Let me give you a word of the philosophy of reform. The whole history of the progress of human liberty shows that all concessions yet made to her august claims, have been born of earnest struggle. The conflict has been exciting, agitating, all-absorbing, and for the time being, putting all other tumults to silence. It must do this or it does nothing. If there is no struggle there is no progress. Those who profess to favor freedom and yet depreciate agitation, are men who want crops without plowing up the ground, they want rain without thunder and lightning. They want the ocean without the awful roar of its many waters.
West India Emancipation speech
August 4, 1857
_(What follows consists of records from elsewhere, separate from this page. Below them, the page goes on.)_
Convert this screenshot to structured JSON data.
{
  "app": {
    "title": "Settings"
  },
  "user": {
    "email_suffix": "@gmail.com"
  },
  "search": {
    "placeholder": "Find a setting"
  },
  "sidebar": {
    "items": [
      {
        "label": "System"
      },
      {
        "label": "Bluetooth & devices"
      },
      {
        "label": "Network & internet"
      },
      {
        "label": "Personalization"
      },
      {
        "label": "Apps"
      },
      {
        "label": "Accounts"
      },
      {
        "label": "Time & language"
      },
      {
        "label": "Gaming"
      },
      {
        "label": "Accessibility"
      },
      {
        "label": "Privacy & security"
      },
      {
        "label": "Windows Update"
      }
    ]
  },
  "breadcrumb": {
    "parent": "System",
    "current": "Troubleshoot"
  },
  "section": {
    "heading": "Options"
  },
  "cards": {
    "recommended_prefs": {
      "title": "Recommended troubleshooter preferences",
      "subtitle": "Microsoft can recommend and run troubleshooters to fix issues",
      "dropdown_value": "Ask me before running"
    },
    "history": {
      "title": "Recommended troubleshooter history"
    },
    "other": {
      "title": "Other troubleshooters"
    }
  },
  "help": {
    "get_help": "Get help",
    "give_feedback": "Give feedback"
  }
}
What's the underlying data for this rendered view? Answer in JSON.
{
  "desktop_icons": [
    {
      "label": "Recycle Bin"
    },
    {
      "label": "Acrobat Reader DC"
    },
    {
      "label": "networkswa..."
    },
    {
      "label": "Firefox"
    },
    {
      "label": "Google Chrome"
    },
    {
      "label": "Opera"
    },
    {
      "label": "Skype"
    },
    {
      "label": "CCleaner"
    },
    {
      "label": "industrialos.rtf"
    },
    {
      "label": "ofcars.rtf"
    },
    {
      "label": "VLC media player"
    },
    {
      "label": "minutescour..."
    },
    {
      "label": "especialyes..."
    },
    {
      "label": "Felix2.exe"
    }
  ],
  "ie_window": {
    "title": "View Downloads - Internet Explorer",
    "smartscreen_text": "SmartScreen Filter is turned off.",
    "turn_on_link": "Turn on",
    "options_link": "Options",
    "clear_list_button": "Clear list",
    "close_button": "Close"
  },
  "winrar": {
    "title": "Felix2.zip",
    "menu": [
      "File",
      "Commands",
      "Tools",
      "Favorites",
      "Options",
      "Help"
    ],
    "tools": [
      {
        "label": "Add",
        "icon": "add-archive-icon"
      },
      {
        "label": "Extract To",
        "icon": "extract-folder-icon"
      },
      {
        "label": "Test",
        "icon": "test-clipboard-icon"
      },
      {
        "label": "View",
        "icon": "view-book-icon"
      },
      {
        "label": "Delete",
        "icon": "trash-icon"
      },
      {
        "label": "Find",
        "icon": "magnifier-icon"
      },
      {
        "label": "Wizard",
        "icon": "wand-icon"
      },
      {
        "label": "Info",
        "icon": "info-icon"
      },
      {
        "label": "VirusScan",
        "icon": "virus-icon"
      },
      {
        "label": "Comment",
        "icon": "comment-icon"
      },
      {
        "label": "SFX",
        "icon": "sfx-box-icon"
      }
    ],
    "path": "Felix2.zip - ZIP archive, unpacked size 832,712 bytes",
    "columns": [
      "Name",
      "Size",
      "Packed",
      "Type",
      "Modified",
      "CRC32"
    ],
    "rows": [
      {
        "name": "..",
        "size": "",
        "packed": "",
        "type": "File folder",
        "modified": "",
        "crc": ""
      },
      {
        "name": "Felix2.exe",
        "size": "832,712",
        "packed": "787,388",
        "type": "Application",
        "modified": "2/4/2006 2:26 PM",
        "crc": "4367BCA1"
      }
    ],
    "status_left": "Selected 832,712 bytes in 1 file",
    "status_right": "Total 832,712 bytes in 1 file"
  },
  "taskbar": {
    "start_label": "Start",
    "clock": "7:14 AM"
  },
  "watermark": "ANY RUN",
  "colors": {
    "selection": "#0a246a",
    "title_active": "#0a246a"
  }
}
This artist statement originally appeared in the catalog for Light of Freedom, published by Madison Square Park Conservancy.
Abigail DeVille’s Light of Freedom was commissioned by Madison Square Park Conservancy, New York and organized by Brooke Kamin Rapaport and Tom Reidy.
- Mariam Touba. “The Battle of Golden Hill: New York’s Opening Act of Revolutionary Bloodshed,” New York Historical Society Museum & Library, Reference Librarian for Printed Collections, January 16, 2020, http://blog.nyhistory.org/the-battle-of-golden-hill-new-yorks-opening-act-of-revolutionary-bloodshed/
- “Libertas,” Encyclopedia Britannica, https://www.britannica.com/topic/Libertas-Roman-religion
- Sarah E. Bond, “Before MAGA: Mithras, Phrygian Caps, and the Politics of Headwear,” Hyperallergic.com, April 6, 2018, https://hyperallergic.com/436182/before-maga-mithras-phrygian-caps-and-the-politics-of-headwear/
- Mariam Touba, “‘No Stamped Paper to be Had’: The Stamp Act 250 Years Later,” New York Historical Society Museum & Library, Reference Librarian for Printed Collections, October 28, 2015, http://blog.nyhistory.org/no-stamped-paper-to-be-had-the-stamp-act-250-years-later/
- “Sons of Liberty,” Encyclopedia Britannica, https://www.britannica.com/event/Sons-of-Liberty-United-States-history-18th-Century
Image credit for cover photo:
Abigail DeVille (American, b. 1981), Light of Freedom, 2020, welded steel, cabling, rusted metal bell, mannequin arms, metal scaffolding, wood. 156 x 96 x 96 inches. Collection the artist. © 2020 Abigail DeVille. Photograph by Andy Romer / Madison Square Park Conservancy. The exhibition was organized by Madison Park Conservancy, New York and first exhibited in Madison Square Park.